• Activity: What is needed here is an exact copy of every entry.

----

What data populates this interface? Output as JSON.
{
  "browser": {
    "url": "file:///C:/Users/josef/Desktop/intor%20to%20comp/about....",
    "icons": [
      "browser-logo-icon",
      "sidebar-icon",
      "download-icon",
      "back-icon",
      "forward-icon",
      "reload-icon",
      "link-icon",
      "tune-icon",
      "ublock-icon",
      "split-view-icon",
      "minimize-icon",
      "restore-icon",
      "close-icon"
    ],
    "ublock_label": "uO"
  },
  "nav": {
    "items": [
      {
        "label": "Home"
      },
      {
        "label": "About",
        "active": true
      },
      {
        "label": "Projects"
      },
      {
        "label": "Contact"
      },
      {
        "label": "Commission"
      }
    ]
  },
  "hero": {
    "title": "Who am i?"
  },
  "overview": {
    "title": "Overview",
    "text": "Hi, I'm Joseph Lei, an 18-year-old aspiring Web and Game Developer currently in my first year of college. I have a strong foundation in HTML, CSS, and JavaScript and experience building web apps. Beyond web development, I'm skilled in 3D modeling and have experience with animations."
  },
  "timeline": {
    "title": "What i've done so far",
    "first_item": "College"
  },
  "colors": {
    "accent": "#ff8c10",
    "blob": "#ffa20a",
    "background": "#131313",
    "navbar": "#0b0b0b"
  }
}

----

• Response area:
What data populates this interface? Output as JSON.
{
  "browser": {
    "url": "file:///C:/Users/josef/Desktop/intor%20to%20comp/about....",
    "icons": [
      "browser-logo-icon",
      "sidebar-icon",
      "download-icon",
      "back-icon",
      "forward-icon",
      "reload-icon",
      "link-icon",
      "tune-icon",
      "ublock-icon",
      "split-view-icon",
      "minimize-icon",
      "restore-icon",
      "close-icon"
    ],
    "ublock_label": "uO"
  },
  "nav": {
    "items": [
      {
        "label": "Home"
      },
      {
        "label": "About",
        "active": true
      },
      {
        "label": "Projects"
      },
      {
        "label": "Contact"
      },
      {
        "label": "Commission"
      }
    ]
  },
  "hero": {
    "title": "Who am i?"
  },
  "overview": {
    "title": "Overview",
    "text": "Hi, I'm Joseph Lei, an 18-year-old aspiring Web and Game Developer currently in my first year of college. I have a strong foundation in HTML, CSS, and JavaScript and experience building web apps. Beyond web development, I'm skilled in 3D modeling and have experience with animations."
  },
  "timeline": {
    "title": "What i've done so far",
    "first_item": "College"
  },
  "colors": {
    "accent": "#ff8c10",
    "blob": "#ffa20a",
    "background": "#131313",
    "navbar": "#0b0b0b"
  }
}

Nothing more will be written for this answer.